The drysuit is the ultimate protective apparel for kayakers, rafters, canoeists and others venturing out on cold waters. Properly putting the suit on takes a little practice. Here are some best practices to consider.
Most paddlers in our neck of the woods paddle on the Puget Sound, a saltwater body of water that provides a great diversity of kayaking options. But we do pay price to paddle in such a beautiful setting. Saltwater is tough on our gear. Lets take a moment and talk about some of the things that all paddlers who frequent the saltwater can do to prolong the life of their equipment.
What should you bring on your next kayak outing? Well that will depend on the duration of your outing, when and where you will be kayaking and the risks involved. This article will address some of the considerations and requisite equipment for both day paddling and multi day kayak trips.
Dry suits and Surface Immersion Suits come in a variety of configurations. When selecting a suit the first thing will be to of course identify what you will be doing the most of while wearing the suit.
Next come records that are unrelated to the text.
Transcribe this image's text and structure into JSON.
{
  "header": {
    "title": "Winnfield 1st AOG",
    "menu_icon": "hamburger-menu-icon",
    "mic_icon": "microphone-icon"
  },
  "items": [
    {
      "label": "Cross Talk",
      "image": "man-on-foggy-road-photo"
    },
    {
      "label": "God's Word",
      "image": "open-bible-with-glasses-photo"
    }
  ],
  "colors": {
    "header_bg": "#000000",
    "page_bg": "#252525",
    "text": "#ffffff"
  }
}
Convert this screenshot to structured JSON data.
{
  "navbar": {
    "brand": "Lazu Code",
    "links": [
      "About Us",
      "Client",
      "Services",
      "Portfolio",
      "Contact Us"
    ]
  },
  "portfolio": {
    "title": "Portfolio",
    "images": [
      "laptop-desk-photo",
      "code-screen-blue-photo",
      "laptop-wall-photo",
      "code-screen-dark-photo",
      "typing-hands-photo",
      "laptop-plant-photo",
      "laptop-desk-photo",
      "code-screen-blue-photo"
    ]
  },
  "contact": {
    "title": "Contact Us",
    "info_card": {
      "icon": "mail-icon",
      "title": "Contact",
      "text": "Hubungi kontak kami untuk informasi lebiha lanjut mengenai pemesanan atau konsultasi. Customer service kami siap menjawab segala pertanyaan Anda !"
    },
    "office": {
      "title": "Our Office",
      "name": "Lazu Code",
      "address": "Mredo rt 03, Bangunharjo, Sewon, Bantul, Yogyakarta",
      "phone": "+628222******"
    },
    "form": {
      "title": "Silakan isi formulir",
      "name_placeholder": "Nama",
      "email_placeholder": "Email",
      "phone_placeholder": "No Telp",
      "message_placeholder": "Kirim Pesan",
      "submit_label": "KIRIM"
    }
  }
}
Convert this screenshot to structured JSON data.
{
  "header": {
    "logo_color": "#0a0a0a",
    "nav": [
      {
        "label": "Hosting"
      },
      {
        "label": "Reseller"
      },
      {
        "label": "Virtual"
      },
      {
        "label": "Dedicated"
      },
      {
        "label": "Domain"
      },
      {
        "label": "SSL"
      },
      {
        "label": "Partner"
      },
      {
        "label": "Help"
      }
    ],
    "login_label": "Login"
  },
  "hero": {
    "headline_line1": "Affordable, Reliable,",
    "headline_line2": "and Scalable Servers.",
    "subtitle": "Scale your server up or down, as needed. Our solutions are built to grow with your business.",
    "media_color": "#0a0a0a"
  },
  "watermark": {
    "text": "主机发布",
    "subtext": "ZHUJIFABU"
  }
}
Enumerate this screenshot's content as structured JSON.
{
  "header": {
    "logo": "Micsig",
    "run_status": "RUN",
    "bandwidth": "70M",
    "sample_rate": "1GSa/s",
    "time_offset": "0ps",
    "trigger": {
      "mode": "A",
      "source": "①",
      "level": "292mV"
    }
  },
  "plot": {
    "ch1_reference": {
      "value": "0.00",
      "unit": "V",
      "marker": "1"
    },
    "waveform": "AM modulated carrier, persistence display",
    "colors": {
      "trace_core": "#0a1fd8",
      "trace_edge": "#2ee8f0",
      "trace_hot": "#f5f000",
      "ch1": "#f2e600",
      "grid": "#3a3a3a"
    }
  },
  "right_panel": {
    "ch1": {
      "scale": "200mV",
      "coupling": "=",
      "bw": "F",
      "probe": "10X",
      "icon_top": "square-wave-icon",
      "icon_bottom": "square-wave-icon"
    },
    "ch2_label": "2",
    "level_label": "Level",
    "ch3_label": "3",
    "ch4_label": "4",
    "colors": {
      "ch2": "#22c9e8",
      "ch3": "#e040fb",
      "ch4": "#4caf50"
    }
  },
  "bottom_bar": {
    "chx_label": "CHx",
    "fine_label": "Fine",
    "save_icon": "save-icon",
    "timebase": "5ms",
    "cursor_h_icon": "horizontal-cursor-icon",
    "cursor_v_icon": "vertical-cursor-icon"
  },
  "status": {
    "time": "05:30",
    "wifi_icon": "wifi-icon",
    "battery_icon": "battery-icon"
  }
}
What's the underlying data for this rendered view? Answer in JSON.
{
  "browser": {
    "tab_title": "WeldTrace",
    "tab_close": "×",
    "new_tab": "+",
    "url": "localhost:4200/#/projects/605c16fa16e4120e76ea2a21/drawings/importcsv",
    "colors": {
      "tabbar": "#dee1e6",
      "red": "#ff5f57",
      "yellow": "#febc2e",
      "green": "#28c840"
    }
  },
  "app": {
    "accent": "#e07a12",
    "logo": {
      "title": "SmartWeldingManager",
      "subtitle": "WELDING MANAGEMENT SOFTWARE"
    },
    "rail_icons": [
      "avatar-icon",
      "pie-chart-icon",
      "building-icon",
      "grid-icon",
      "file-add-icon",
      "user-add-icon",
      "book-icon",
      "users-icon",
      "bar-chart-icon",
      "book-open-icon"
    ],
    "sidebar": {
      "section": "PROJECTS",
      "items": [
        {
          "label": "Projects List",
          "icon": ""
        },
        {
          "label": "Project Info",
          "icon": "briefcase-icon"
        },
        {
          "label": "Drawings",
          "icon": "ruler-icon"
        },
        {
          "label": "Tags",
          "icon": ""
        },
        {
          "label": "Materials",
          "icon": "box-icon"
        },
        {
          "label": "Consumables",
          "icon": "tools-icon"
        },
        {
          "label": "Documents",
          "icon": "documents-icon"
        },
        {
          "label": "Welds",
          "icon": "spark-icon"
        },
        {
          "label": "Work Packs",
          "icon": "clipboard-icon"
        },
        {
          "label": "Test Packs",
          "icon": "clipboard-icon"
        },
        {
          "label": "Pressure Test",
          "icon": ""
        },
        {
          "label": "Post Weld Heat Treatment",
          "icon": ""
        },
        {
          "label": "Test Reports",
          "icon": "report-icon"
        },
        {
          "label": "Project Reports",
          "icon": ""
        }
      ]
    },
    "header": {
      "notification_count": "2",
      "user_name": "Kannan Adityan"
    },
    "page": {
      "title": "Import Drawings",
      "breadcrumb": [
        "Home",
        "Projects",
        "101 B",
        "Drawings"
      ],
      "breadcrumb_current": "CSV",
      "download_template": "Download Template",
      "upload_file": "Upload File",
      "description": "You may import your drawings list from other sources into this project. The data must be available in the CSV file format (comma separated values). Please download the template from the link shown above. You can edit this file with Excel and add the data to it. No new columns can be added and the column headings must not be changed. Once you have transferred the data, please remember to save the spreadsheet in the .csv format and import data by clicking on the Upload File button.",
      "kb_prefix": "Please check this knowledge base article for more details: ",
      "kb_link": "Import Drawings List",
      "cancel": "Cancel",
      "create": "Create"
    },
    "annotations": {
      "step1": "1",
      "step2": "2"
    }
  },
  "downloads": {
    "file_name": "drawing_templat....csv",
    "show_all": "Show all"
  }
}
Take a peak to learn about some of the considerations for choosing a specific configuration and or material option.
One of the sayings that you will hear echo throughout paddle sports circles is “Dress for the water”. What does that mean? We are going to take some time to explain the how to be safe, comfortable and warm when out and about.
We've been wearing, washing, selling, storing and helping people with their dry suits for over 30 years, and we thought it'd be nice to share a bit of our knowledge. In this post we'll cover washing and drying your dry suit, gasket and zipper care and maintenance and storage.